India: Land and life lost in BiharLand and Life Lost in Bihar.
On April 5, Belwanti Devi was shot to death during a protest in a Musahar colony in the heart of Bihar state capital, Patna. The protest was spurred by a land grab in a Musahar Dalit community where she lived with her family. Her family had lived there for more than a century when Jai Niwas Construction Company (or Amit Constructions) grabbed land located on the community graveyard to build a new development. On April 5 when the builders from the company came to start work, Belwanti Devi joined her neighbours and marched to the site to request the builders halt the project. The community was greeted with rounds of bullets from these builders and their cohorts.
The builders did not listen to what the women and people from the Musahar colony were saying; they just opened fire on these poor people. They fired more than fifty rounds. Belwanti Devi was shot and died on the spot and four other people were injured.
The Musahar community in Patna stands to lose what little communal land they have, as part of a broader trend of land grabbing in India: 'For the last 150 years the land has been used as a graveyard. However, when the land was originally donated to the community it was worth very little. Now, as land becomes a sought after commodity in Bihar, it is valued in the millions and has been illegally seized by developers Amit and Alok Paddar. We went and opposed this, as a result, they open fired at us,' said community member Arun Manjhi.
Days of protests and violence ensued. The death of Belwanti Devi and the land grabs that have enraged the Musahar community have received little media attention in the region. Such a blatant misuse of power resulting in the death of a young woman is yet another example of India’s unheard tragedies.
Community witnesses maintain that during the incident, police stood by and made no efforts to stop the violence or to protect unarmed protesters. Many believe that corrupt police are working with the land grabbers. One man stated that police justify their inaction because 'they are Dalits, [and so] there is little they can do'. Though community activism and increased public pressure following the incident resulted in the suspension of a leading officer and the arrest of owner of the company, Amit Poddar, the community is not convinced that local police can be trusted.
The Indian government has been openly criticised for its role in land grabbing and forced evictions and many land reform laws are currently under review. Yet just after the incident, Arun Manjhi said: 'the government wants us Dalits to vacate this land.' This comment is telling, especially in Bihar where Chief Minister Nitish Kumar has been often praised for his attention to caste issues and accountability in the police force.
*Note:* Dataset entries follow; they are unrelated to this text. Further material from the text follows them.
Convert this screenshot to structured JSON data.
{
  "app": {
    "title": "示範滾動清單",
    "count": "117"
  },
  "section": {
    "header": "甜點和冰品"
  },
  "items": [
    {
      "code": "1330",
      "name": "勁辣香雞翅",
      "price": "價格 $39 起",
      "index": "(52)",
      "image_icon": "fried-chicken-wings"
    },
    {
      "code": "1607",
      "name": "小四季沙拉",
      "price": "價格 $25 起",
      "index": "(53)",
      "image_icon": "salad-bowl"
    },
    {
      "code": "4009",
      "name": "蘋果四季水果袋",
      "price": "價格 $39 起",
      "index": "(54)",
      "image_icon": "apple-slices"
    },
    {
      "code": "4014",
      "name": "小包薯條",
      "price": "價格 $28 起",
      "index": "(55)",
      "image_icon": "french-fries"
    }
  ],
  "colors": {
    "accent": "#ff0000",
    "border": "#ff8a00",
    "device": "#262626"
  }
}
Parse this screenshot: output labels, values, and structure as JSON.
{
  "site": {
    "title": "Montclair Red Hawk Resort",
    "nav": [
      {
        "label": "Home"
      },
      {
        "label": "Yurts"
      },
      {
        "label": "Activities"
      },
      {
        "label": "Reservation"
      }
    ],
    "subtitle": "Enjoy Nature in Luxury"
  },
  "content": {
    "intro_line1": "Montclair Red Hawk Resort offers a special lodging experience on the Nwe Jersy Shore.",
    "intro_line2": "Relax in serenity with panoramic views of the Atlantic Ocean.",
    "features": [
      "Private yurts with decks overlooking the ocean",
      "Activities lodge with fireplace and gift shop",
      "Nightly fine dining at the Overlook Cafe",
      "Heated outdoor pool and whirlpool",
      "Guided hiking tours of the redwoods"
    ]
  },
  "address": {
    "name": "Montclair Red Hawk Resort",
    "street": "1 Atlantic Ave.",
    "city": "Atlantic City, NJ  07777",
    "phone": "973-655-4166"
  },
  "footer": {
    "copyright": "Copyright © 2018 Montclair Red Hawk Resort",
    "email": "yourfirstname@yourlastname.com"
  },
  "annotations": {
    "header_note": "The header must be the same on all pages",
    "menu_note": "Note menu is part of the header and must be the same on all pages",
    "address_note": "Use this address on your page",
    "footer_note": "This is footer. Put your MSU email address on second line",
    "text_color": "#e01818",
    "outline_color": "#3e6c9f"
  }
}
In this way, the incident on April 5 has exposed the disparity between claims of good governance by Bihar officials and the experiences of this Dalit community.
For the moment, as the investigation continues, Amit Constructions has suspended building on the community graveyard and local community activists have promised to oppose any further construction.
But with the failure of Chief Minister Nitish Kumar to visit the community in the wake of this tragedy, Dalits of Bihar wonder: 'Will the rights of Dalits continue to be suppressed and trampled on?'
Photo: Devi's husband (left).
Watch a video report here.
Download MRG's State of the World's Minorities and Indigenous Peoples 2012 report, which focuses on land rights and natural resources.